Responses of interproximal plaque pH to snack foods and effect of chewing sorbitol-containing gum

J Am Dent Assoc. 1986 Aug;113(2):262-6. doi: 10.14219/jada.archive.1986.0187.

Abstract

Interproximal wire-telemetric plaque pH data were obtained from five volunteers after they ate milk chocolate bars, raisins, chocolate wafer cookies with cream filling, cupcakes with icing and cream filling, and cherry pies. All the foods produced rapid decreases in plaque pH for extended periods. In a second set of test sessions, volunteers chewed sugarless gum for 10 minutes, starting 15 minutes after they ate the snack food. In all cases, the gum chewing caused a rapid increase in plaque pH. The pH remained at a level considered safe for teeth for 30 minutes after chewing the gum.

Publication types

  • Research Support, Non-U.S. Gov't
  • Research Support, U.S. Gov't, P.H.S.

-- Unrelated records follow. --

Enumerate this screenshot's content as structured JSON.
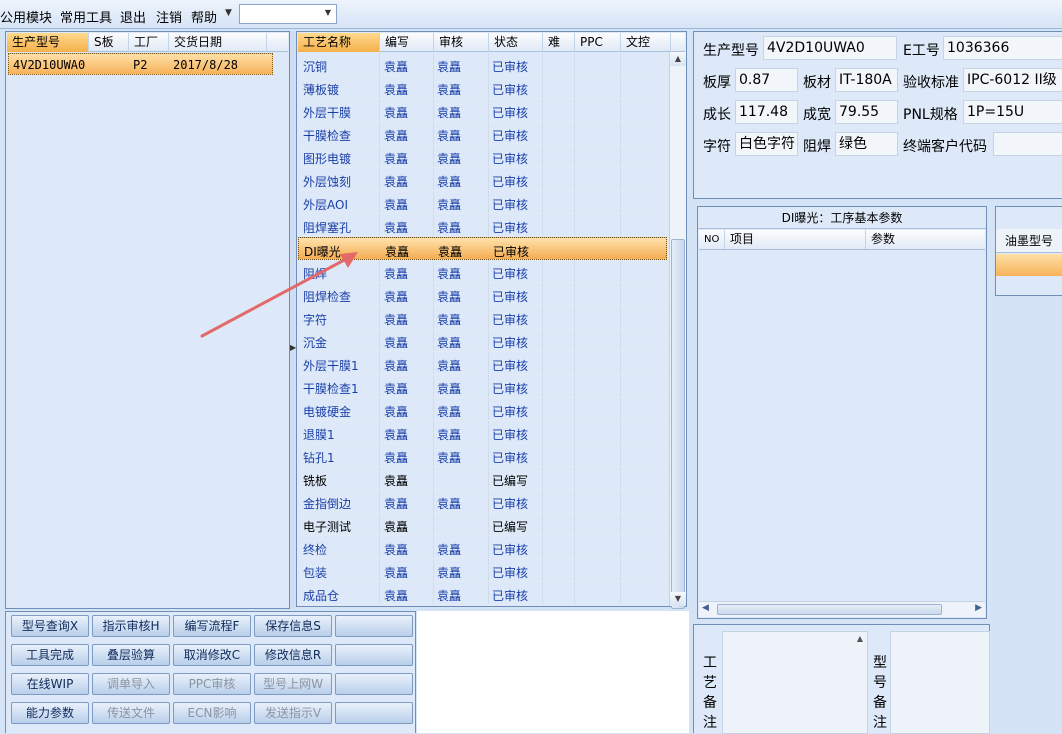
{
  "menu": {
    "items": [
      "公用模块",
      "常用工具",
      "退出",
      "注销",
      "帮助"
    ],
    "combo_value": ""
  },
  "model_table": {
    "headers": [
      "生产型号",
      "S板",
      "工厂",
      "交货日期"
    ],
    "rows": [
      {
        "model": "4V2D10UWA0",
        "s": "",
        "factory": "P2",
        "date": "2017/8/28"
      }
    ]
  },
  "process_table": {
    "headers": [
      "工艺名称",
      "编写",
      "审核",
      "状态",
      "难",
      "PPC",
      "文控"
    ],
    "selected_index": 8,
    "rows": [
      {
        "name": "沉铜",
        "writer": "袁矗",
        "reviewer": "袁矗",
        "status": "已审核"
      },
      {
        "name": "薄板镀",
        "writer": "袁矗",
        "reviewer": "袁矗",
        "status": "已审核"
      },
      {
        "name": "外层干膜",
        "writer": "袁矗",
        "reviewer": "袁矗",
        "status": "已审核"
      },
      {
        "name": "干膜检查",
        "writer": "袁矗",
        "reviewer": "袁矗",
        "status": "已审核"
      },
      {
        "name": "图形电镀",
        "writer": "袁矗",
        "reviewer": "袁矗",
        "status": "已审核"
      },
      {
        "name": "外层蚀刻",
        "writer": "袁矗",
        "reviewer": "袁矗",
        "status": "已审核"
      },
      {
        "name": "外层AOI",
        "writer": "袁矗",
        "reviewer": "袁矗",
        "status": "已审核"
      },
      {
        "name": "阻焊塞孔",
        "writer": "袁矗",
        "reviewer": "袁矗",
        "status": "已审核"
      },
      {
        "name": "DI曝光",
        "writer": "袁矗",
        "reviewer": "袁矗",
        "status": "已审核"
      },
      {
        "name": "阻焊",
        "writer": "袁矗",
        "reviewer": "袁矗",
        "status": "已审核"
      },
      {
        "name": "阻焊检查",
        "writer": "袁矗",
        "reviewer": "袁矗",
        "status": "已审核"
      },
      {
        "name": "字符",
        "writer": "袁矗",
        "reviewer": "袁矗",
        "status": "已审核"
      },
      {
        "name": "沉金",
        "writer": "袁矗",
        "reviewer": "袁矗",
        "status": "已审核"
      },
      {
        "name": "外层干膜1",
        "writer": "袁矗",
        "reviewer": "袁矗",
        "status": "已审核"
      },
      {
        "name": "干膜检查1",
        "writer": "袁矗",
        "reviewer": "袁矗",
        "status": "已审核"
      },
      {
        "name": "电镀硬金",
        "writer": "袁矗",
        "reviewer": "袁矗",
        "status": "已审核"
      },
      {
        "name": "退膜1",
        "writer": "袁矗",
        "reviewer": "袁矗",
        "status": "已审核"
      },
      {
        "name": "钻孔1",
        "writer": "袁矗",
        "reviewer": "袁矗",
        "status": "已审核"
      },
      {
        "name": "铣板",
        "writer": "袁矗",
        "reviewer": "",
        "status": "已编写"
      },
      {
        "name": "金指倒边",
        "writer": "袁矗",
        "reviewer": "袁矗",
        "status": "已审核"
      },
      {
        "name": "电子测试",
        "writer": "袁矗",
        "reviewer": "",
        "status": "已编写"
      },
      {
        "name": "终检",
        "writer": "袁矗",
        "reviewer": "袁矗",
        "status": "已审核"
      },
      {
        "name": "包装",
        "writer": "袁矗",
        "reviewer": "袁矗",
        "status": "已审核"
      },
      {
        "name": "成品仓",
        "writer": "袁矗",
        "reviewer": "袁矗",
        "status": "已审核"
      }
    ]
  },
  "info": {
    "prod_model_label": "生产型号",
    "prod_model": "4V2D10UWA0",
    "e_no_label": "E工号",
    "e_no": "1036366",
    "thickness_label": "板厚",
    "thickness": "0.87",
    "material_label": "板材",
    "material": "IT-180A",
    "standard_label": "验收标准",
    "standard": "IPC-6012 II级",
    "length_label": "成长",
    "length": "117.48",
    "width_label": "成宽",
    "width": "79.55",
    "pnl_label": "PNL规格",
    "pnl": "1P=15U",
    "legend_label": "字符",
    "legend": "白色字符",
    "mask_label": "阻焊",
    "mask": "绿色",
    "customer_label": "终端客户代码",
    "customer": ""
  },
  "params": {
    "title": "DI曝光：工序基本参数",
    "headers": [
      "NO",
      "项目",
      "参数"
    ]
  },
  "ink": {
    "header": "油墨型号"
  },
  "buttons": [
    [
      "型号查询X",
      "指示审核H",
      "编写流程F",
      "保存信息S",
      ""
    ],
    [
      "工具完成",
      "叠层验算",
      "取消修改C",
      "修改信息R",
      ""
    ],
    [
      "在线WIP",
      "调单导入",
      "PPC审核",
      "型号上网W",
      ""
    ],
    [
      "能力参数",
      "传送文件",
      "ECN影响",
      "发送指示V",
      ""
    ]
  ],
  "notes": {
    "process_remark": "工艺备注",
    "model_remark": "型号备注"
  }
}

MeSH terms

  • Adult
  • Cacao
  • Chewing Gum*
  • Dental Plaque / physiopathology*
  • Dietary Carbohydrates / pharmacology*
  • Female
  • Fruit
  • Humans
  • Hydrogen-Ion Concentration
  • Male
  • Microelectrodes
  • Sorbitol / pharmacology*
  • Time Factors

Substances

  • Chewing Gum
  • Dietary Carbohydrates
  • Sorbitol